Records from a data collection
[Start of Attachment]
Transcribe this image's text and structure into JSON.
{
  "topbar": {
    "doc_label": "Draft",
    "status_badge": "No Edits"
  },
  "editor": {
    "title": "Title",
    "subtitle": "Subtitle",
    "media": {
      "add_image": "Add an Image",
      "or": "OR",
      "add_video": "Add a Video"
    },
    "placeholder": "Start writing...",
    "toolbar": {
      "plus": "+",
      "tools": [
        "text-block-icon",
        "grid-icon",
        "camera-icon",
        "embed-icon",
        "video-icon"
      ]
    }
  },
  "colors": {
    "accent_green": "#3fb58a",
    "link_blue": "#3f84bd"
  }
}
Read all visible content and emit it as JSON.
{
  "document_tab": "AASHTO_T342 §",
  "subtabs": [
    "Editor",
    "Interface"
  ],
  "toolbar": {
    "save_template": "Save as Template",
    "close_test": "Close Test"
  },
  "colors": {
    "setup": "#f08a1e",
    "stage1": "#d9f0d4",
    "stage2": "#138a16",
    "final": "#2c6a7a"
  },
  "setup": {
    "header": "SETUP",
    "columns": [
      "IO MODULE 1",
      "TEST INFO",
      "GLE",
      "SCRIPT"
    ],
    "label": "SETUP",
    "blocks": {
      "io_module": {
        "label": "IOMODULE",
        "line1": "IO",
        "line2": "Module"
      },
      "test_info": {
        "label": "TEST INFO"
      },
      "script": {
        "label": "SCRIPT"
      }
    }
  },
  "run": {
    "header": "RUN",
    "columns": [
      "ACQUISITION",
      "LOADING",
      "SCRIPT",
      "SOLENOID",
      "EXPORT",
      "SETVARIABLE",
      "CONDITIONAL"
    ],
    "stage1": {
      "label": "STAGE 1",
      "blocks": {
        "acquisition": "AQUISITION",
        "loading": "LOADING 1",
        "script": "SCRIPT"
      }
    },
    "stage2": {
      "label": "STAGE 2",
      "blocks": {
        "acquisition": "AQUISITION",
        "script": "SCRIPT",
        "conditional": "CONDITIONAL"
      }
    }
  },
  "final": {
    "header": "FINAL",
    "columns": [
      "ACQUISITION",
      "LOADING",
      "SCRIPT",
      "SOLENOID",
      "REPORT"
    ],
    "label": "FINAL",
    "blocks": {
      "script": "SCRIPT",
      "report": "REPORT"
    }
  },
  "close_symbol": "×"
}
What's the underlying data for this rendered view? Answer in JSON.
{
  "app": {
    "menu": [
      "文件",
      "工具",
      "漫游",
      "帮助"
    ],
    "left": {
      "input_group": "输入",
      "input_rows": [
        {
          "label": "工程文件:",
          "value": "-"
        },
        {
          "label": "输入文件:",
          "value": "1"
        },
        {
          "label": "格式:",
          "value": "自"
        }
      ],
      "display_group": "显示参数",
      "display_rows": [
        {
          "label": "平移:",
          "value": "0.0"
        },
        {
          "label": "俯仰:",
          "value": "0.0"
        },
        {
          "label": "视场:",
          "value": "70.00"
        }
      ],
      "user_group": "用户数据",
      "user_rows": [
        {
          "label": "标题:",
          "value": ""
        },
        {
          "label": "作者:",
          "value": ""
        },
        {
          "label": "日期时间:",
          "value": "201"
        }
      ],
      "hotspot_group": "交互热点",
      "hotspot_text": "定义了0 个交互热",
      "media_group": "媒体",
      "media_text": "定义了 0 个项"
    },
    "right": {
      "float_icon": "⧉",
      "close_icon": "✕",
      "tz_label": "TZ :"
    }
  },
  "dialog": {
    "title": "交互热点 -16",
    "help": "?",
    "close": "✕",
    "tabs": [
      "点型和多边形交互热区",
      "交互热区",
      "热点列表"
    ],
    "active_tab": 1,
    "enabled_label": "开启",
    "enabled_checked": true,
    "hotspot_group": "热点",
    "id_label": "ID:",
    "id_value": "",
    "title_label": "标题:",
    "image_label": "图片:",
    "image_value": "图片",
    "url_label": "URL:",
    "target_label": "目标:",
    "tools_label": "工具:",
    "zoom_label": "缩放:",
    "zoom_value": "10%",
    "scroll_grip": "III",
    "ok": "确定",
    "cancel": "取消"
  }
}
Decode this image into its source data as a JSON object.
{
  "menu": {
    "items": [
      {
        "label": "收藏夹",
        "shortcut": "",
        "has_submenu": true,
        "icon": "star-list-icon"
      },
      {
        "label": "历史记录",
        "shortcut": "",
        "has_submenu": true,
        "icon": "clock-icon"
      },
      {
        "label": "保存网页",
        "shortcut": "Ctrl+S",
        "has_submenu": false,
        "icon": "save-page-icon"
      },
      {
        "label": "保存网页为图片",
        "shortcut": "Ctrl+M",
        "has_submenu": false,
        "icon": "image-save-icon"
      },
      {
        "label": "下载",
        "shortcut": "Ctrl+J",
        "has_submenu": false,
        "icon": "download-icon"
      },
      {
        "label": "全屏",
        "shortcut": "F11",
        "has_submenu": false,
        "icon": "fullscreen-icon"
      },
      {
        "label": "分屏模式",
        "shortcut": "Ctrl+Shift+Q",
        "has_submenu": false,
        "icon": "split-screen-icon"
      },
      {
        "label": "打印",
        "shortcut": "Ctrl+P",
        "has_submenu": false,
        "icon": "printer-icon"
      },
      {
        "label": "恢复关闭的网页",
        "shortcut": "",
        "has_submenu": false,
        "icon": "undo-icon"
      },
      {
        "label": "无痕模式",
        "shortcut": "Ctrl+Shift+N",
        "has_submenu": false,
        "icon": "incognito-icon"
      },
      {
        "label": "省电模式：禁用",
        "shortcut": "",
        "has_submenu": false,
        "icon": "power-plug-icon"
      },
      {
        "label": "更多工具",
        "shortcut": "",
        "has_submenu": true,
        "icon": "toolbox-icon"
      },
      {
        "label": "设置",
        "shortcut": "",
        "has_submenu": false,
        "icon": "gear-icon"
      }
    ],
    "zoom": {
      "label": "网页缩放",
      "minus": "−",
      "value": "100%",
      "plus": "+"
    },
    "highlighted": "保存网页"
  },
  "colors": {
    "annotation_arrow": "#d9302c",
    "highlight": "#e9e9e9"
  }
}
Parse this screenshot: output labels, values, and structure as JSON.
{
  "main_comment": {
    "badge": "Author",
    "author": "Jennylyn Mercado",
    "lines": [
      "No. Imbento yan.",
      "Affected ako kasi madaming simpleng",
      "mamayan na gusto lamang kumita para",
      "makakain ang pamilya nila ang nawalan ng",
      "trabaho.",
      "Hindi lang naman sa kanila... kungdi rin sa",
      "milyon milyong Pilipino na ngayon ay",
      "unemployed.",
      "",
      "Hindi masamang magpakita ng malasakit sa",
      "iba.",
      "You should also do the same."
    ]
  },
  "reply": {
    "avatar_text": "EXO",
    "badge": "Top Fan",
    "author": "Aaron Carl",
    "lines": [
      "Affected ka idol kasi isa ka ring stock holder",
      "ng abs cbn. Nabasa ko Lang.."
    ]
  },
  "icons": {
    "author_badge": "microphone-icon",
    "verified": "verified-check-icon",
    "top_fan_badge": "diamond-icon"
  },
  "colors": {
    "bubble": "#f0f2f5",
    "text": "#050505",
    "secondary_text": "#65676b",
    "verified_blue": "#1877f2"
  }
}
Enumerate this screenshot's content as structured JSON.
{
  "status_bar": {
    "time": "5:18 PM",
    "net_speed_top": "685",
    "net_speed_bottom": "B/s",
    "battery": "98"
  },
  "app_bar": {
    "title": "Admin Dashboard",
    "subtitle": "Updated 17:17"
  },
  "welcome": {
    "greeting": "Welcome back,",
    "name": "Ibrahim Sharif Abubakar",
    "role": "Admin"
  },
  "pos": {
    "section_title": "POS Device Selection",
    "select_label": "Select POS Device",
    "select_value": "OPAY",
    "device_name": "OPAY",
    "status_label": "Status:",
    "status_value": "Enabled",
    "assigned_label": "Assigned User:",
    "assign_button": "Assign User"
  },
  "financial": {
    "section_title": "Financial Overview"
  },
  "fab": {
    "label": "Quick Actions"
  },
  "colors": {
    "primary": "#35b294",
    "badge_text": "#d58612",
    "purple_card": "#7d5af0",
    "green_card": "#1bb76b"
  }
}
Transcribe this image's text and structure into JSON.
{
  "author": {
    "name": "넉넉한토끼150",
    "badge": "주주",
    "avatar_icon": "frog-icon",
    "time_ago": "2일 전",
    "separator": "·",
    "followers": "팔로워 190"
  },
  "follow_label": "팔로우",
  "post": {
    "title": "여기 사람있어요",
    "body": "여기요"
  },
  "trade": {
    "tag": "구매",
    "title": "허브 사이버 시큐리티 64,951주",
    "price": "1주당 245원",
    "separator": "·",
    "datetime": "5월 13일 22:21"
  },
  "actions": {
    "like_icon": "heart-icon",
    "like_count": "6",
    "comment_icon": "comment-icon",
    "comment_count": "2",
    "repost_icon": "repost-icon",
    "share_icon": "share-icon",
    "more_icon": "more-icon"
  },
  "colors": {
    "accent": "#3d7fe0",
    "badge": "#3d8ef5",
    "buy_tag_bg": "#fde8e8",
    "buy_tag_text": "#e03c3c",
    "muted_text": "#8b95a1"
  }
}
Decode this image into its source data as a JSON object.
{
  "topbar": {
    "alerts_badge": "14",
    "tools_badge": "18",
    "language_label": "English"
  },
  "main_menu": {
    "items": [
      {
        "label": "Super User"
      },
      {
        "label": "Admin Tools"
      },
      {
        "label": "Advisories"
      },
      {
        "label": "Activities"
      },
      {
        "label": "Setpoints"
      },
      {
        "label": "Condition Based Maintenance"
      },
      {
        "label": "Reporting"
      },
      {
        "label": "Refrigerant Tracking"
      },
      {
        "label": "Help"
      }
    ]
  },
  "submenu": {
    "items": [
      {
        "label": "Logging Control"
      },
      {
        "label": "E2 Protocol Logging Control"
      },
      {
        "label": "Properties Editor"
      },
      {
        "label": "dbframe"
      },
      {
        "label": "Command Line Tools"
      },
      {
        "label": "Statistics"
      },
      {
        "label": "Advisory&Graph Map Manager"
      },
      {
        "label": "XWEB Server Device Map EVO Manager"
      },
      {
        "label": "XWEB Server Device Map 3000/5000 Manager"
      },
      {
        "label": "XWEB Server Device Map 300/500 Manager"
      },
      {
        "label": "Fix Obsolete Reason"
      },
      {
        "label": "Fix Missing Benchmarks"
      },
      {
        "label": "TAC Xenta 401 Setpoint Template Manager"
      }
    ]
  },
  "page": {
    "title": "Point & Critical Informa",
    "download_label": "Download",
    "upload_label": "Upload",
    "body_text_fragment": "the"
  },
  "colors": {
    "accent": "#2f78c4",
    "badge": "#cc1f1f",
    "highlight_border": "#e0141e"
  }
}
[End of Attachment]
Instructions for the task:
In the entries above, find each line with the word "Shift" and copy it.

Exercise answer:
        "shortcut": "Ctrl+Shift+Q",
        "shortcut": "Ctrl+Shift+N",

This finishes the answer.